__DESCRIPTION OF THE TASK__. Extract all of the entries and set them down verbatim.

┌──

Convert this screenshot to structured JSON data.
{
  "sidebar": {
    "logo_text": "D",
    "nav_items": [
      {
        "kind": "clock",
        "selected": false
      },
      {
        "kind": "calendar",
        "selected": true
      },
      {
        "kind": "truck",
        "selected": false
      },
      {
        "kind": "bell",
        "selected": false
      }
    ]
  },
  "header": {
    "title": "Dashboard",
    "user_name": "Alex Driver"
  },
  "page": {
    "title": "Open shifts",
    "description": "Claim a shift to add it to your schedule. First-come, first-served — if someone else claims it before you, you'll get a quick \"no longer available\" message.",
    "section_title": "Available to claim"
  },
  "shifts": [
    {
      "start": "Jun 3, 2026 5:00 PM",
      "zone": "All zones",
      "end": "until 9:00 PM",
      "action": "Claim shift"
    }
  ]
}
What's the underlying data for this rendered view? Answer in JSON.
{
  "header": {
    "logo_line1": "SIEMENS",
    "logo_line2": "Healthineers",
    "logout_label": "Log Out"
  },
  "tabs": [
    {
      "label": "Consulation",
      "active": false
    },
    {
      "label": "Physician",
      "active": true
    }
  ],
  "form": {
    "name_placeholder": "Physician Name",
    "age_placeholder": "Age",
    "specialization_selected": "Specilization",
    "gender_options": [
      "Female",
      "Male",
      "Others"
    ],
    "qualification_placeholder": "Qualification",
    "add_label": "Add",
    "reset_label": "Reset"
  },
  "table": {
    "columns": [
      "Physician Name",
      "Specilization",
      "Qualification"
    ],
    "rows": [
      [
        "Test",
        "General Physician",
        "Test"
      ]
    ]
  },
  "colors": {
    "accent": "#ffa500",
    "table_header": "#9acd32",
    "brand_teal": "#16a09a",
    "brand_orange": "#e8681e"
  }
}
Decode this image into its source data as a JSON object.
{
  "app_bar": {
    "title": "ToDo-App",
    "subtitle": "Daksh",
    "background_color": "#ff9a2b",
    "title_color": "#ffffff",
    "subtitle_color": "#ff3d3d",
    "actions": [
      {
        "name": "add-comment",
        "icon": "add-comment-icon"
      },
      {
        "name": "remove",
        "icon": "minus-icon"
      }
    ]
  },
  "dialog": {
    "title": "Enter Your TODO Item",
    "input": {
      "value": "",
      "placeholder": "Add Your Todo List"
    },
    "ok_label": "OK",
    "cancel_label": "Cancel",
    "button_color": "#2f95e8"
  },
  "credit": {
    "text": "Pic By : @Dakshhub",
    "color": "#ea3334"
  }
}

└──

__ANSWER__.
Convert this screenshot to structured JSON data.
{
  "sidebar": {
    "logo_text": "D",
    "nav_items": [
      {
        "kind": "clock",
        "selected": false
      },
      {
        "kind": "calendar",
        "selected": true
      },
      {
        "kind": "truck",
        "selected": false
      },
      {
        "kind": "bell",
        "selected": false
      }
    ]
  },
  "header": {
    "title": "Dashboard",
    "user_name": "Alex Driver"
  },
  "page": {
    "title": "Open shifts",
    "description": "Claim a shift to add it to your schedule. First-come, first-served — if someone else claims it before you, you'll get a quick \"no longer available\" message.",
    "section_title": "Available to claim"
  },
  "shifts": [
    {
      "start": "Jun 3, 2026 5:00 PM",
      "zone": "All zones",
      "end": "until 9:00 PM",
      "action": "Claim shift"
    }
  ]
}
What's the underlying data for this rendered view? Answer in JSON.
{
  "header": {
    "logo_line1": "SIEMENS",
    "logo_line2": "Healthineers",
    "logout_label": "Log Out"
  },
  "tabs": [
    {
      "label": "Consulation",
      "active": false
    },
    {
      "label": "Physician",
      "active": true
    }
  ],
  "form": {
    "name_placeholder": "Physician Name",
    "age_placeholder": "Age",
    "specialization_selected": "Specilization",
    "gender_options": [
      "Female",
      "Male",
      "Others"
    ],
    "qualification_placeholder": "Qualification",
    "add_label": "Add",
    "reset_label": "Reset"
  },
  "table": {
    "columns": [
      "Physician Name",
      "Specilization",
      "Qualification"
    ],
    "rows": [
      [
        "Test",
        "General Physician",
        "Test"
      ]
    ]
  },
  "colors": {
    "accent": "#ffa500",
    "table_header": "#9acd32",
    "brand_teal": "#16a09a",
    "brand_orange": "#e8681e"
  }
}
Decode this image into its source data as a JSON object.
{
  "app_bar": {
    "title": "ToDo-App",
    "subtitle": "Daksh",
    "background_color": "#ff9a2b",
    "title_color": "#ffffff",
    "subtitle_color": "#ff3d3d",
    "actions": [
      {
        "name": "add-comment",
        "icon": "add-comment-icon"
      },
      {
        "name": "remove",
        "icon": "minus-icon"
      }
    ]
  },
  "dialog": {
    "title": "Enter Your TODO Item",
    "input": {
      "value": "",
      "placeholder": "Add Your Todo List"
    },
    "ok_label": "OK",
    "cancel_label": "Cancel",
    "button_color": "#2f95e8"
  },
  "credit": {
    "text": "Pic By : @Dakshhub",
    "color": "#ea3334"
  }
}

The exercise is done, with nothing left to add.